Start-Up Wire Launches Encrypted Video Messaging

Private End-to-End Communication Service Raises More Questions

Wire, a secure messaging service, last week extended its coverage with encrypted video communications. Wire offers free messaging, group chats, and audio and video calls to its users.
The start-up highlights solid end-to-end encryption as a way to distinguish itself among so many other messaging services, but the promotion of Wire comes at a time of heavy debate in the industry as IT firms and governments try to find a balance between individual privacy and public security.

Wire, based in Switzerland, was founded in December 2014 with the backing of Skype co-founder Janus Friis, as well as former engineering talent from Skype. The company’s main rivals include Facebook’s Messenger, WhatsApp, Telegram, Signal and Line, all of which come with varying levels of encryption.

According to Wire co-founder and chief technology officer Alan Duric, the intention of the latest update of Wire is to enable a “one-stop shop” for all modes of secure communications. Wire doesn’t hold the decryption keys and claims its software contains no backdoor to unlock customer data. In theory at least, there is no way for third parties to get at the information that flows through the service. With encryption at its core, Wire is stepping right into the ongoing debate escalated by the wrangles between Apple and the US government.

Other messaging services come with similar features: voice, text, stickers, emoji, video, and some with the same solid encryption. Wire positions itself as being different thanks to its focus on security as well as the company’s strong pedigree. In addition to former Skype employees, Wire also boasts employees who used to work at Apple, Nokia and Microsoft.

A key selling point for Wire is that its privacy features also protect its users from advertising. Wire is available for Android, iOS, OS X and Windows. Given this multiplatform support, Wire expects to scale up and reach critical mass quickly — the network effect means that any communications service is only as good as the number of people using it.

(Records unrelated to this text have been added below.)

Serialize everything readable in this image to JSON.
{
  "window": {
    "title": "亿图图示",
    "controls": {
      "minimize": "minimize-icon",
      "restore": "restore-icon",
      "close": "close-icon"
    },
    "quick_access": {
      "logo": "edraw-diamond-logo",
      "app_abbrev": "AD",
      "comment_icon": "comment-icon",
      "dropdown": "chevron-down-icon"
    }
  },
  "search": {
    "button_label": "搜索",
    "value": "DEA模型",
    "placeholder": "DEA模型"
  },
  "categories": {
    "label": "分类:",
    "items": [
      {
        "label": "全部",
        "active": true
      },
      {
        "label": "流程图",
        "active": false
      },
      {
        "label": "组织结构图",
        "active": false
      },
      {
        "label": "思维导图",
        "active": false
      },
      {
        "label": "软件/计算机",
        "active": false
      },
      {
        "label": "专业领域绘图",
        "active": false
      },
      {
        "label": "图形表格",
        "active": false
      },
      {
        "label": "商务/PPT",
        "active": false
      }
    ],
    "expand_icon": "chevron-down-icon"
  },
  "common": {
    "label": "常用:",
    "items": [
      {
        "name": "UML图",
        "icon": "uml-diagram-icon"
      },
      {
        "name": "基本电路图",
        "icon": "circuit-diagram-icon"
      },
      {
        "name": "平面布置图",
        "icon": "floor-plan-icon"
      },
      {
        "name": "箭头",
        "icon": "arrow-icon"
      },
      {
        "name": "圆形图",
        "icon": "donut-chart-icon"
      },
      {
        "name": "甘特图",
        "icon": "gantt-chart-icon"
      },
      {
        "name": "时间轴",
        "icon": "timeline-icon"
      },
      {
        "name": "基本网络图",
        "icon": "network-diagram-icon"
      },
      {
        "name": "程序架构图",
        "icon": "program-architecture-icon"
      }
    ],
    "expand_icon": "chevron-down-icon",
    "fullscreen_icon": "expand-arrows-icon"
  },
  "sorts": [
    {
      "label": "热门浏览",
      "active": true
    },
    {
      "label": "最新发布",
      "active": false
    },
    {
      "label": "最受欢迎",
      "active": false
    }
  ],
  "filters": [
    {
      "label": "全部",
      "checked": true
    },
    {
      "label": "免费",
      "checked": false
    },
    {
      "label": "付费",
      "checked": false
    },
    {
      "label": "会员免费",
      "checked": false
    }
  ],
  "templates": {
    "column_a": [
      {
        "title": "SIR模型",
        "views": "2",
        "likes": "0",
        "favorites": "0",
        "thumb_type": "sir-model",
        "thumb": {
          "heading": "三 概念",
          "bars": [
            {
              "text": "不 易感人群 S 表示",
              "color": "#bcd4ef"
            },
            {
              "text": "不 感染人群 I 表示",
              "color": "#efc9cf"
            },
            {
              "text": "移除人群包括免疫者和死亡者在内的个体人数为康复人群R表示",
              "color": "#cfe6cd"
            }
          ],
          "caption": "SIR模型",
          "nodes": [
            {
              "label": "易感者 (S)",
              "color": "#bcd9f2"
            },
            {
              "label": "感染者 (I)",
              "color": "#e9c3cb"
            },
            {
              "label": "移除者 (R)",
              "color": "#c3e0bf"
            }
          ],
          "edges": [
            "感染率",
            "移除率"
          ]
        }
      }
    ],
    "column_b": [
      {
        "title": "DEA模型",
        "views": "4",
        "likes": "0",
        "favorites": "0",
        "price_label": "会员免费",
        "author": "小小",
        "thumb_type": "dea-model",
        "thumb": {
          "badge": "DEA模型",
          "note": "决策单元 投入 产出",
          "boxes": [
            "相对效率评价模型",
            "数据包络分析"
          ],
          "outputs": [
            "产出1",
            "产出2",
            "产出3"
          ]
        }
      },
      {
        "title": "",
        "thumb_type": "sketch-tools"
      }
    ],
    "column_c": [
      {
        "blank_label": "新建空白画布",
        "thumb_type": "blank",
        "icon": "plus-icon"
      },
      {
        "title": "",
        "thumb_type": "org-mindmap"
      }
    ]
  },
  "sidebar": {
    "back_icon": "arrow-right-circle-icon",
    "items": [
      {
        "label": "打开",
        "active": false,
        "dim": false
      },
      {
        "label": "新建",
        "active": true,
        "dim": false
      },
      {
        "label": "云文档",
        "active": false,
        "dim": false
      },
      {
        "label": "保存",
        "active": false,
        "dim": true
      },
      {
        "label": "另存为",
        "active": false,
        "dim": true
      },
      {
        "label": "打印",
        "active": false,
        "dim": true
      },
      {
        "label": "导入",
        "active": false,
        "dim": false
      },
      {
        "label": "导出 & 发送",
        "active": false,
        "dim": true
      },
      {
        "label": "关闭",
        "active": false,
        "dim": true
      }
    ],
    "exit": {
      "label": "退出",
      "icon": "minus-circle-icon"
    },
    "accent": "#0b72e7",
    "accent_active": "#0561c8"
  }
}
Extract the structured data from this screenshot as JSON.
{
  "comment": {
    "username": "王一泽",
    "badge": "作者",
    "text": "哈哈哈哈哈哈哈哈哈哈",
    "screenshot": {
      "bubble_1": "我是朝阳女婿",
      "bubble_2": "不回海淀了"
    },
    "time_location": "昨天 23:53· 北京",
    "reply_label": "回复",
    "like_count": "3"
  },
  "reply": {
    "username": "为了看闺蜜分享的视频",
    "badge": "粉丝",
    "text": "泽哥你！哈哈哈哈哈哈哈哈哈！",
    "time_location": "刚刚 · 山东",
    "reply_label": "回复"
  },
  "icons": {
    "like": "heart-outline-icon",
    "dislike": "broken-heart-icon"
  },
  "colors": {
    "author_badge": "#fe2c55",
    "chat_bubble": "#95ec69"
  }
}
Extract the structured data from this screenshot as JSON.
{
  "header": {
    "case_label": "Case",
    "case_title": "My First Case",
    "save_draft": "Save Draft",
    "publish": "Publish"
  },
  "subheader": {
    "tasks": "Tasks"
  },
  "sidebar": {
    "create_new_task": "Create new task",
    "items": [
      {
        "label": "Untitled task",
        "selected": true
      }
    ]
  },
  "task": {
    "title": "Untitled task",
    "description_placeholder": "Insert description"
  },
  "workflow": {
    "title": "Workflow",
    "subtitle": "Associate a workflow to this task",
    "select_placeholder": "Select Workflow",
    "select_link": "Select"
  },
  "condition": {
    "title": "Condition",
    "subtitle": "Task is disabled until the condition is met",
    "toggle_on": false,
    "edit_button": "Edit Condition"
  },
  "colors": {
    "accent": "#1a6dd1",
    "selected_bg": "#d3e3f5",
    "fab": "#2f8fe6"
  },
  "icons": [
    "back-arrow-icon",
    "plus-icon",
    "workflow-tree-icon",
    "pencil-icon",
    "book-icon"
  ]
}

Although messaging applications that place a priority on privacy have a potentially big opportunity as consumers and businesses become more security-conscious, luring people away from long-established services like Facebook is going to be a hard work. The outcome of the legal battle between Apple and the FBI may also make their task even more difficult.